That’s a reference to something Shane Warne said late on day five.
“59 cherries left. Four poles to get.”
Okay, you’re Australian, we get it. Just speak normally, okay.
The cherry shortfall
Following the nine wickets down draw between England and Sri Lanka, it’s hard to avoid pointing to the overs lost due to slow over rates. We have two points to make about that.
Firstly, an over in the middle doesn’t exactly equate to an extra over at the end. Sometimes it’s the escalating tension that comes with the countdown that leads to mistakes. You still only get the same number of closing overs. It’s the flat, lifeless ones England could have had more of.
Our second point is that the flat, lifeless ones might have been enough. Shitloads of overs were lost in this Test. Okay, we just said that earlier overs are perhaps less likely to result in wickets – but not by that much. Another 10 or 15 overs is a hell of a number when you finish one wicket shy of victory.
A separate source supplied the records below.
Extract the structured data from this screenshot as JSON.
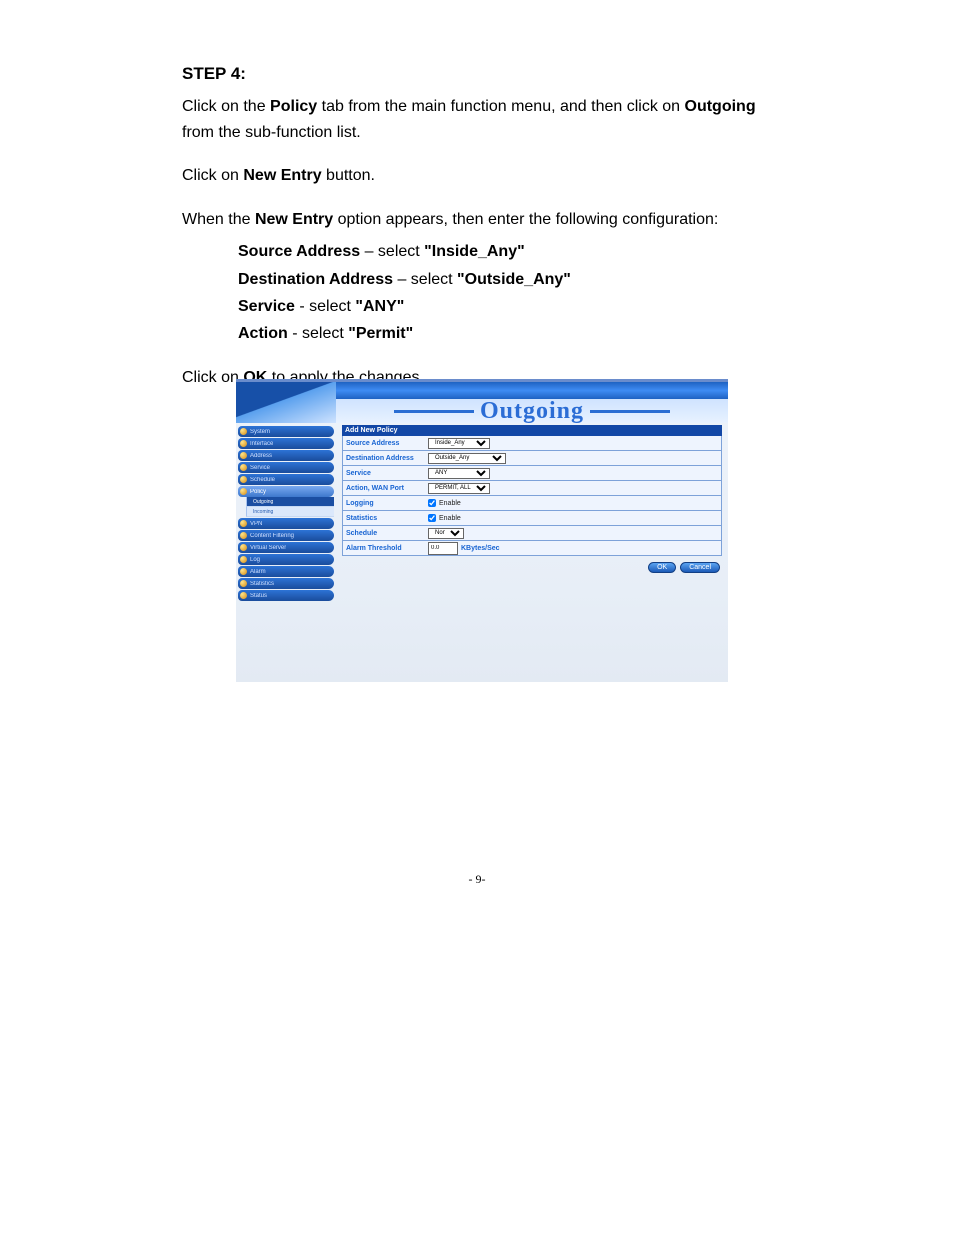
{
  "step": {
    "heading": "STEP 4:",
    "p1a": "Click on the ",
    "p1b": "Policy",
    "p1c": " tab from the main function menu, and then click on ",
    "p1d": "Outgoing",
    "p1e": " from the sub-function list.",
    "p2a": "Click on ",
    "p2b": "New Entry",
    "p2c": " button.",
    "p3a": "When the ",
    "p3b": "New Entry",
    "p3c": " option appears, then enter the following configuration:",
    "cfg": {
      "l1a": "Source Address",
      "l1b": " – select ",
      "l1c": "\"Inside_Any\"",
      "l2a": "Destination Address",
      "l2b": " – select ",
      "l2c": "\"Outside_Any\"",
      "l3a": "Service",
      "l3b": " - select ",
      "l3c": "\"ANY\"",
      "l4a": "Action",
      "l4b": " - select   ",
      "l4c": "\"Permit\""
    },
    "p4a": "Click on ",
    "p4b": "OK",
    "p4c": " to apply the changes."
  },
  "shot": {
    "title": "Outgoing",
    "sidebar": {
      "items": [
        {
          "label": "System"
        },
        {
          "label": "Interface"
        },
        {
          "label": "Address"
        },
        {
          "label": "Service"
        },
        {
          "label": "Schedule"
        },
        {
          "label": "Policy",
          "open": true,
          "sub": [
            {
              "label": "Outgoing",
              "active": true
            },
            {
              "label": "Incoming"
            }
          ]
        },
        {
          "label": "VPN"
        },
        {
          "label": "Content Filtering"
        },
        {
          "label": "Virtual Server"
        },
        {
          "label": "Log"
        },
        {
          "label": "Alarm"
        },
        {
          "label": "Statistics"
        },
        {
          "label": "Status"
        }
      ]
    },
    "form": {
      "header": "Add New Policy",
      "rows": {
        "source": {
          "label": "Source Address",
          "value": "Inside_Any"
        },
        "dest": {
          "label": "Destination Address",
          "value": "Outside_Any"
        },
        "service": {
          "label": "Service",
          "value": "ANY"
        },
        "action": {
          "label": "Action, WAN Port",
          "value": "PERMIT, ALL"
        },
        "logging": {
          "label": "Logging",
          "enable": "Enable"
        },
        "stats": {
          "label": "Statistics",
          "enable": "Enable"
        },
        "schedule": {
          "label": "Schedule",
          "value": "None"
        },
        "alarm": {
          "label": "Alarm Threshold",
          "value": "0.0",
          "unit": "KBytes/Sec"
        }
      },
      "buttons": {
        "ok": "OK",
        "cancel": "Cancel"
      }
    }
  },
  "page": {
    "num": "- 9-"
  }
}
Plus there was the declaration thing.
The pole shortfall
This was a very good draw in that there were a couple of chances in the final over, but we’d have to say it fell down in one key respect. If you want real tension, it needs to be protracted.
That’s what Test cricket can give you – the one-ball-away final hour with two incompetent dingbatsmen at the crease, edging and missing and cowering and surviving. This wasn’t quite like that in that the action came in an accelerating rush towards the end. It was exciting in a different way, but it didn’t really wring your innards like the very best finishes can.
Great draw though. In no other sport does that make sense.
Cook’s exciting field settings
We were going to give Alastair Cook a bit of credit for some nicely creative field settings on the final day. It’s easier to dick about when you’ve a stack of runs in the bank, but even so there was some real weirdness going on and it was most welcome. Sadly, he revealed in his post-match interview that they were all Jimmy’s doing.
Anderson of course cannot become England captain on account of his being a Northern bowler.